WORK ORDER - The response must be a precise copy of the records that follow.

** Opening STUDY MATERIAL block **

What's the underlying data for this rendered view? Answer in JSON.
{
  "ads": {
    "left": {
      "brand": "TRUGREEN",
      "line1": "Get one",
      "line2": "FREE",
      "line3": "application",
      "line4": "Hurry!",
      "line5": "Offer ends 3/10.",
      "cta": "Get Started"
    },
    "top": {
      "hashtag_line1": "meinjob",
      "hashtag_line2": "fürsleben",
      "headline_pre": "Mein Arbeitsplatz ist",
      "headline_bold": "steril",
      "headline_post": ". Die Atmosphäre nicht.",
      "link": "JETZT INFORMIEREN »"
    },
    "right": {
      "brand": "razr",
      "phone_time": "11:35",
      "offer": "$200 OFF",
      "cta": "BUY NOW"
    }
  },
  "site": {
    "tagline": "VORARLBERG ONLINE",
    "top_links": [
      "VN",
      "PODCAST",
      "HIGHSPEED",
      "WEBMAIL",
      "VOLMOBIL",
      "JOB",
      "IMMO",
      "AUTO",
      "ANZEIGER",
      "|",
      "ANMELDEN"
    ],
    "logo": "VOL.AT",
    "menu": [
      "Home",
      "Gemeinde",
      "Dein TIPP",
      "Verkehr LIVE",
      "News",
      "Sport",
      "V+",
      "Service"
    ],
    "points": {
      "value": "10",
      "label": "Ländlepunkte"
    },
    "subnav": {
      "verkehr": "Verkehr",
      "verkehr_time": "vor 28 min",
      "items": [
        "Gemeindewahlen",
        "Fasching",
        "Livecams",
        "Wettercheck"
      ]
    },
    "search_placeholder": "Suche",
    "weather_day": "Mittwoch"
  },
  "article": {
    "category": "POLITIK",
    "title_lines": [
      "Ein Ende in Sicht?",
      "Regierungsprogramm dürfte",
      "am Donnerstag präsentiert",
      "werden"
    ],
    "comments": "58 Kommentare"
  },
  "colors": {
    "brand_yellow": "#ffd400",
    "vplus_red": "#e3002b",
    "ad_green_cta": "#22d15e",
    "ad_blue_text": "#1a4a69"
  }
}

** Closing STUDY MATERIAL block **

ANSWER BOX -
What's the underlying data for this rendered view? Answer in JSON.
{
  "ads": {
    "left": {
      "brand": "TRUGREEN",
      "line1": "Get one",
      "line2": "FREE",
      "line3": "application",
      "line4": "Hurry!",
      "line5": "Offer ends 3/10.",
      "cta": "Get Started"
    },
    "top": {
      "hashtag_line1": "meinjob",
      "hashtag_line2": "fürsleben",
      "headline_pre": "Mein Arbeitsplatz ist",
      "headline_bold": "steril",
      "headline_post": ". Die Atmosphäre nicht.",
      "link": "JETZT INFORMIEREN »"
    },
    "right": {
      "brand": "razr",
      "phone_time": "11:35",
      "offer": "$200 OFF",
      "cta": "BUY NOW"
    }
  },
  "site": {
    "tagline": "VORARLBERG ONLINE",
    "top_links": [
      "VN",
      "PODCAST",
      "HIGHSPEED",
      "WEBMAIL",
      "VOLMOBIL",
      "JOB",
      "IMMO",
      "AUTO",
      "ANZEIGER",
      "|",
      "ANMELDEN"
    ],
    "logo": "VOL.AT",
    "menu": [
      "Home",
      "Gemeinde",
      "Dein TIPP",
      "Verkehr LIVE",
      "News",
      "Sport",
      "V+",
      "Service"
    ],
    "points": {
      "value": "10",
      "label": "Ländlepunkte"
    },
    "subnav": {
      "verkehr": "Verkehr",
      "verkehr_time": "vor 28 min",
      "items": [
        "Gemeindewahlen",
        "Fasching",
        "Livecams",
        "Wettercheck"
      ]
    },
    "search_placeholder": "Suche",
    "weather_day": "Mittwoch"
  },
  "article": {
    "category": "POLITIK",
    "title_lines": [
      "Ein Ende in Sicht?",
      "Regierungsprogramm dürfte",
      "am Donnerstag präsentiert",
      "werden"
    ],
    "comments": "58 Kommentare"
  },
  "colors": {
    "brand_yellow": "#ffd400",
    "vplus_red": "#e3002b",
    "ad_green_cta": "#22d15e",
    "ad_blue_text": "#1a4a69"
  }
}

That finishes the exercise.